An additional compatibility risk exist with DVD-(W) in the user data area and is introduced by the 2K/32K linking methods. Indeed, the linking sectors used with these methods must use a special data type to be differentiated from normal data sectors, and this value was not allowed in the original DVD-ROM specification. There’s no known study about the impact of this field on compatibility, but sector headers are a vital part of the decoding process, and therefore it is always safer to keep them fully compliant with the strictest DVD-ROM standard.


During my study of rewritable DVD formats it seemed very clear to me that DVD-R(W) standard was not as well designed as DVD+R(W) (or even DVD-RAM). And although some serious efforts have been put in the latest revisions of the – format to fix some of the original problems (at the cost of a much increased complexity), it still remains technically inferior to +, due to some intrinsic weaknesses (e.g. pre-pits). This is not very surprising, as Sony and Philips have a much longer experience at defining standards than Pioneer (and several key patents), and they also had the advantage to publish their standards after their competitors.

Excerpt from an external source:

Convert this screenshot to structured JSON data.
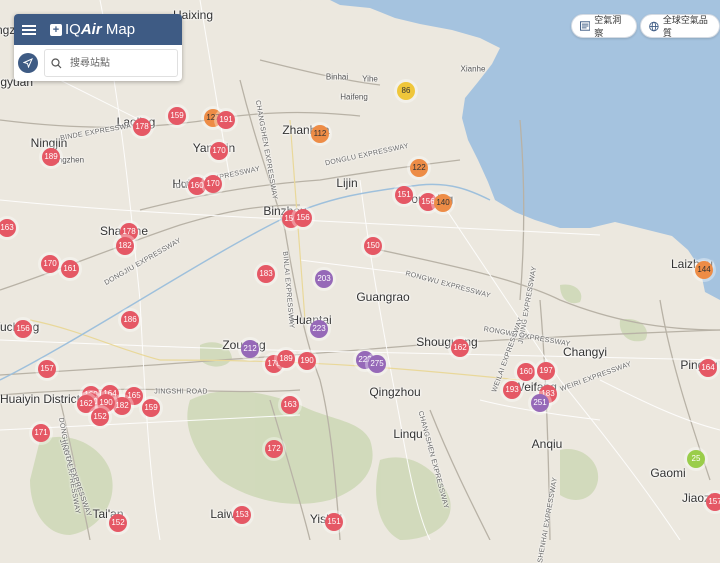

Although the arguments presented in this document might look like technical details to most readers, disc format is what defines the limits of what drives can do with a given medium, both in terms of performances and features. Therefore, the technical advantages of the DVD+R(W) format will with time turn into faster, more powerful and more reliable drives for end users. This is already the case today, and the gap will continue to increase as DVD+R(W) drives will exploit more and more of the advantages of the + format. However, as history showed, the best ideas are not guaranteed to win on technology markets, and only time will tell which format becomes the new standard.


I would like to thank the engineers from Pioneer Japan and Philips Netherlands who reviewed early versions of this article for their most useful corrections and comments (note that this only means that these people kindly contributed to the technical correctness of the article, not that they – or their company – agree with my conclusions of this article). Also many thanks to J.W. Aldershoff for having suggested and organized these reviews, and for hosting this article.


This article is meant to be a list of technical arguments showing some of the advantages of the + format over the – format, and it reflects only my personal opinion, and not the one of CD Freaks. It is not a detailed comparison of the two formats, and it does not take into account specificities of drives, media or third party software : only the format differences are compared here, as described in the DVD-R 2.0, DVD-RW 1.1, DVD+R 1.1 and DVD+RW 1.1 standards. Corrections are welcome by email, but questions and contradictory opinions should be posted to our forum, so that everyone can benefit from an open discussion.

Michael Spath – spath@cdfreaks.com